Author: Stacey Schlau
In Gendered Crime and Punishment, Stacey Schlau mines the Inquisitional archive of Spain and Latin America in order to uncover the words and actions of accused women as transcribed in the trial records of the Holy Office. Although these are mediated texts, filtered through the formulae and norms of the religious institution that recorded them, much can be learned about the prisoners’ individual aspirations and experiences, as well as about the rigidly hierarchical, yet highly multicultural societies in which they lived. Chapters on Judaizing, false visions, possession by the Devil, witchcraft, and sexuality utilize case studies to unpack hegemonic ideologies and technologies, as well as individual responses. Filling in a gap in our understanding of the dynamics of gender in the early modern/colonial period, as it relates to women and gender, the book contributes to the growing scholarship in Inquisition cultural studies.

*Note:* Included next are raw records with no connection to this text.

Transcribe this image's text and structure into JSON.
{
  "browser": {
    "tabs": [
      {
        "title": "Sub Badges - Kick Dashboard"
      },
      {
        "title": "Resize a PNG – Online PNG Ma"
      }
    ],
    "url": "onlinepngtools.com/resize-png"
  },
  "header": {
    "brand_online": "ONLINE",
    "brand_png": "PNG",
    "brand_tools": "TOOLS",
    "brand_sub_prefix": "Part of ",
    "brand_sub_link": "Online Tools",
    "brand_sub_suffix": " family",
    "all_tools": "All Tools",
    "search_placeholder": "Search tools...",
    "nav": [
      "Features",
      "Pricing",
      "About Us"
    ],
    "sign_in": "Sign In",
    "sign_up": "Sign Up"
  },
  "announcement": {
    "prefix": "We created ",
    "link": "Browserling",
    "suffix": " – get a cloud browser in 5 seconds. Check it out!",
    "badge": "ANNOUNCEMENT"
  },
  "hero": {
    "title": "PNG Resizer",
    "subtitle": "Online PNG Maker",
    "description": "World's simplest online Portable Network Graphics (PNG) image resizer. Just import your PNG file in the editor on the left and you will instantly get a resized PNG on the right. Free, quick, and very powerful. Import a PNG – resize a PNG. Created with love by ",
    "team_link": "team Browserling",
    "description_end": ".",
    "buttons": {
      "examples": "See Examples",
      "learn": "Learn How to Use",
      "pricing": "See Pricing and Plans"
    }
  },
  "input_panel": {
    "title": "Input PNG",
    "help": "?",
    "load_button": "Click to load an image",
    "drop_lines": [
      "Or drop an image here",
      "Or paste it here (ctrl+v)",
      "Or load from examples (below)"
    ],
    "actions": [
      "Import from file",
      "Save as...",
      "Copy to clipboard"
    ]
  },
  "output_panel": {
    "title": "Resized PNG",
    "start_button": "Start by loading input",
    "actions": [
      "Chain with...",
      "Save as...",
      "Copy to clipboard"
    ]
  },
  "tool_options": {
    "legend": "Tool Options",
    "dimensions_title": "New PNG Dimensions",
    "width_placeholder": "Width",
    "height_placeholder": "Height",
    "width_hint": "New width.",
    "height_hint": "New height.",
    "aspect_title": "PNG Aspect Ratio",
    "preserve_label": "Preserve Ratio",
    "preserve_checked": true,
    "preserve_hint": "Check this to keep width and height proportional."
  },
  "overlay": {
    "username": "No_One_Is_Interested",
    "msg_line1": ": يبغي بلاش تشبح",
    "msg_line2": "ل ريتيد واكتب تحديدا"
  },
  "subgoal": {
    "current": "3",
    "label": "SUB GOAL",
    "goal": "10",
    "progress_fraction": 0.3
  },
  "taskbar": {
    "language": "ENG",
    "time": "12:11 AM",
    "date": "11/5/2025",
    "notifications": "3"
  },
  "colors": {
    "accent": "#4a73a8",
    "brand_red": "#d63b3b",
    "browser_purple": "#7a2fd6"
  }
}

Dualism in the Narratives and Cosmology of Ancient Cuzco
Author: Isabel Yaya
The historical narratives of the Inca dynasty, known to us through Spanish records, present several discrepancies that scholarship has long attributed to the biases and agendas of colonial actors. Drawing on a redefinition of royal descent and a comparative literary analysis of primary sources, this book restores the pre-Hispanic voices embedded in the chronicles. It identifies two distinctive bodies of Inca oral traditions, each of which encloses a mutually conflicting representation of the past that, considered together, reproduces patterns of Cuzco’s moiety division. Building on this new insight, the author revisits dual representations in the cosmology and ritual calendar of the ruling elite. The result is a fresh contribution to ethnohistorical works that have explored native ways of constructing history.
Author: Daniel Salinas
The story of Latin American evangelicals doing theology is mostly unknown. In the 1970s there was an important development with the formation of the Latin American Theological Fraternity (FTL). This group spearheaded the theological production in Latin America, marking the beginning of a critical stage in the history of evangelicals in the region. This book deals with the reception history in North America of the FTL and its program. Interamerican theological dialogue is documented and analysed.